Unlike some other states, Texas hasn’t had a statewide eviction moratorium since the Texas Supreme Court ended the measure in May 2020. Do you think the court made the right decision not to have a statewide moratorium in effect all this time?
I think it was. It was a hard call. As the weeks wore on, and you kind of got an idea even though it was serious this is what it’s gonna be, then at some point you’ve got to get back to some semblance of order, because the problem is not going to get any better. And people need to start working through solutions. So I thought we did the right thing.
Some courts in the Houston area are seeing a lot of hearings on their dockets, unlike other counties where it’s not as big of an issue. At a Harris County court last week, they had over 130 eviction cases on the morning docket and 130 cases on the afternoon docket. The courtroom was full and they had a line outside of people waiting for their case to be heard. Why are we seeing some courtrooms that are full of people now, when COVID is still spreading?
In mostly the rural areas, the justices of the peace are pretty much caught up on evictions, and they’re not that big of a thing. And the omicron surges vary in different parts of the state. One county may not have as much as another, so they’re doing better. After the delta surge, back at the end of October and the first of November, the courts were kind of like, ‘”okay, this is it, you know, we made it. Let’s press on.” And it’s that way top to bottom — you know what the jail population is in Harris County, they’re having to ship inmates to Louisiana.
And so in places like Houston, there are just going to be a whole lot more cases. We’ve done all we can do — well, no, I take that back — we’ve done a lot, not all we can do, to try to encourage judges to hear these cases remotely. And there are a lot of challenges with that. It’s just a whole lot easier for the judge and the staff to just sit there while the cases march in front of you, and you just handle one after another, than it is to kind of call the next one, call the next one on a Zoom hearing or something.
Even after all this time, we’re still kind of getting used to Zoom. There’s a digital divide that we talk about all the time, where a lot of people who would be in eviction court don’t have any means of accessing a Zoom meeting themselves if they don’t have a smartphone, they don’t have a laptop, and they don’t have any way of getting in. We’re working on trying to set up kiosks. I know legal aid providers are trying to set up places in their offices. We’re trying to figure out how to set up places in courthouses or around courthouses where you don’t have to crowd people in.

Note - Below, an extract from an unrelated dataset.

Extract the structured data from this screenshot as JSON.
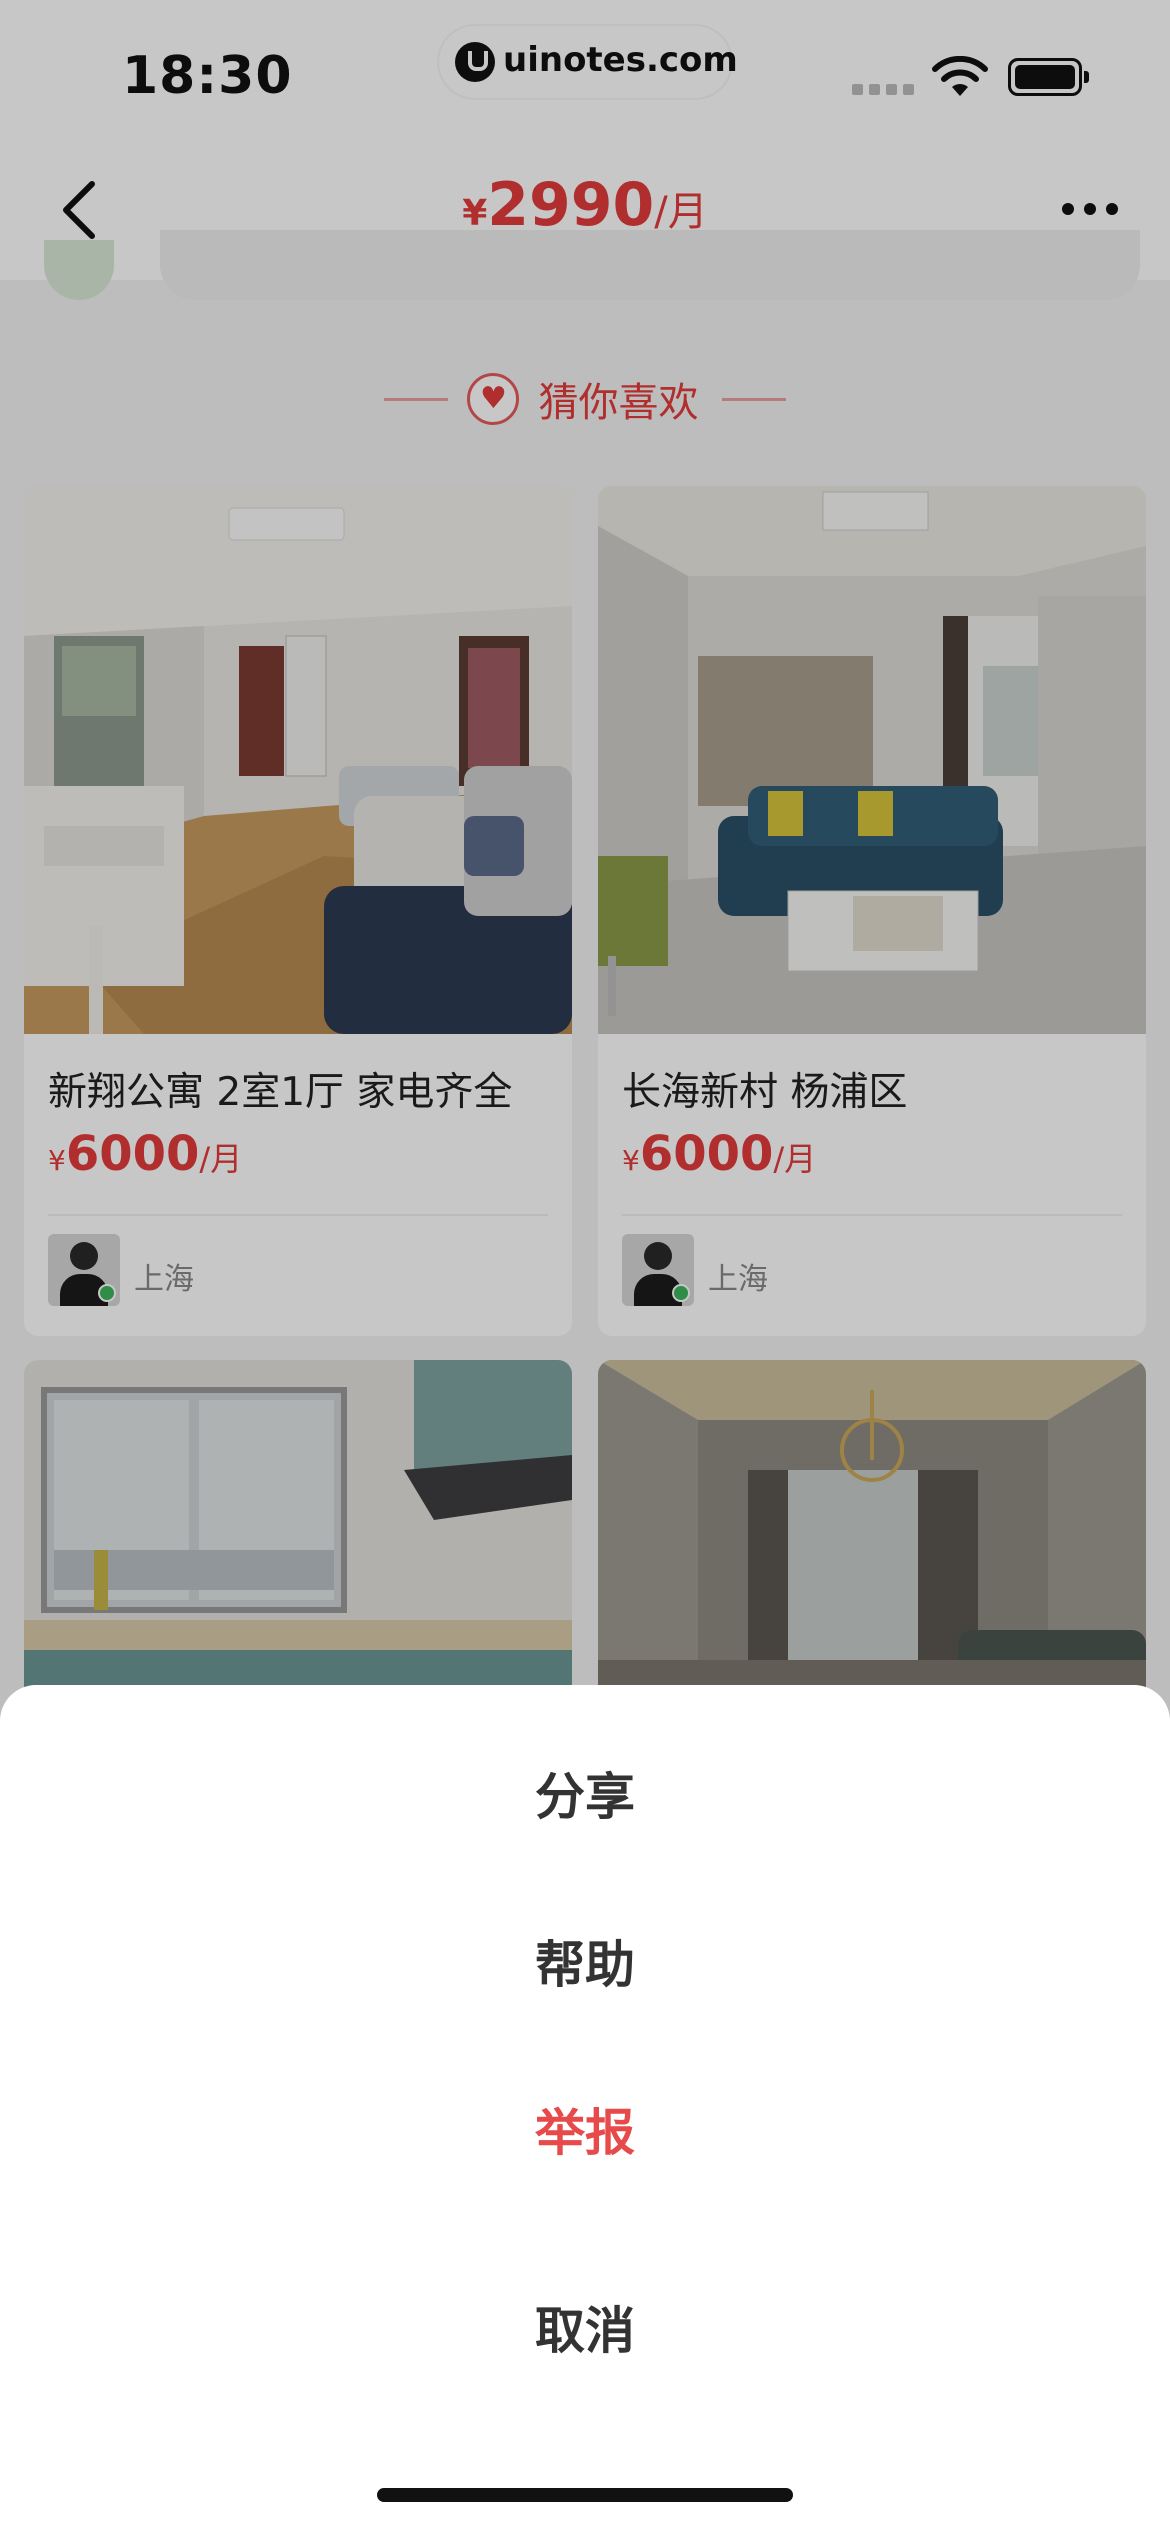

So why are there still crowded courtrooms? The judges want to keep up. They don’t want courtrooms to be closed. They don’t want justice to be inaccessible. They want to keep up with their work, and trying to do that and keep people healthy is a real challenge. So I guess, bottom line is we’re working at it, but we’ve got a ways to go.
The Texas Supreme Court has an emergency order that’s still in effect that requires courts to allow representatives from legal aid organizations to be present in the courtroom during eviction hearings, so free attorneys are available if tenants request assistance. That order expires March 1. Do you know yet if there are plans to extend that in either the short term or long term?
The court hasn’t talked about it. Until the last couple of weeks of omicron surge, I think you can tell from the court’s emergency orders, the goal was to get just as solidly going forward as we could by March 1. So the times that we’ve had to put off cases, suspend deadlines and change procedures — we need to get back to standard practice. And we’re kind of targeting March 1 for that. So then what about legal aid in the back (of the courtroom)? I have not heard any criticism of that. I mean, I’m not sure how you would criticize it. So I think having worked as well as it is, I’d be surprised if the court didn’t extend it.